The Kingdom of the Netherlands is made up of four constituent countries: the Netherlands themselves, plus the Caribbean islands of Aruba, Curaçao and Sint Maarten. The Charter of the Kingdom of the Netherlands is the law governing relations between the four parts, and has adapted itself to change since it was first enacted in 1954. For example, Suriname was a constituent country of the Kingdom from 1954 until 1975, when the South American nation gained full independence. In the Charter (Article 58) it is said that Aruba can launch, at any time, the procedure to put an end to the arrangements provided for in the legal text. This amounts in practice to declare independence.
Willemstad, capital of Curaçao / Image: graphic-vision @ Pixabay.
Some sectors of the Dutch political spectrum support the completion of what they understand is a de facto decolonization process, and openly speak of granting independence to the three Caribbean islands. “If they call me tomorrow that they want out, then we’ll arrange it immediately,” Dutch prime minister Mark Rutte was quoted as saying in 2013. But this can not legally occur until the three Caribbean countries choose to. Aruba illustrates that apparent paradox: in 1977, islanders voted to become a fully sovereign state, but in the 1990s the decision was indefinitely postponed given that Aruba itself was unsure about the move. In Curaçao, the pro-independence movement has promised to deliver independence in the 2020s, but no further steps have been taken.
To conclude with, it may be surprising that the “indivisible” republic (Article 1 of the Constitution) is listed in this article. But in fact, France recognizes the right to independence of one of its territories —New Caledonia. It does so since 1998, when the French government and political representatives (both pro-independence and unionists) of the Oceanian nation signed the Nouméa Accords. The agreements —which were subsequently ratified in a referendum— foresee the holding of a vote on self-determination in November 2018 at the latest.

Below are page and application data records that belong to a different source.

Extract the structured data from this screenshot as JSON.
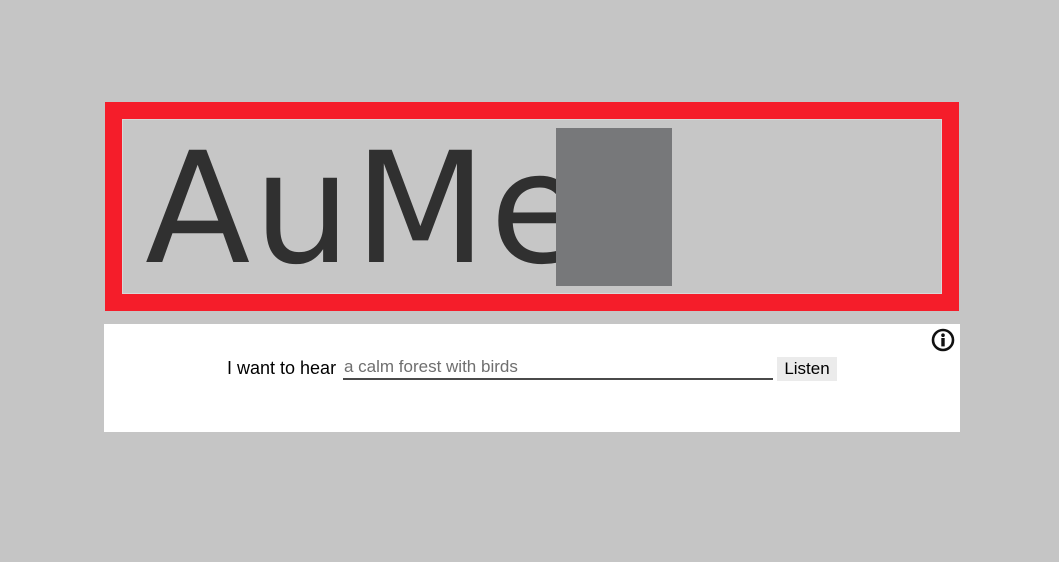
{
  "logo": {
    "text": "AuMe",
    "cursor_color": "#77787a",
    "border_color": "#f51d2a"
  },
  "prompt": {
    "label": "I want to hear",
    "query_value": "",
    "query_placeholder": "a calm forest with birds",
    "listen_label": "Listen"
  },
  "icons": {
    "info": "info-icon"
  }
}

If independence is rejected, the 1998 deal provides for the possibility of holding another two referendums on the same issue.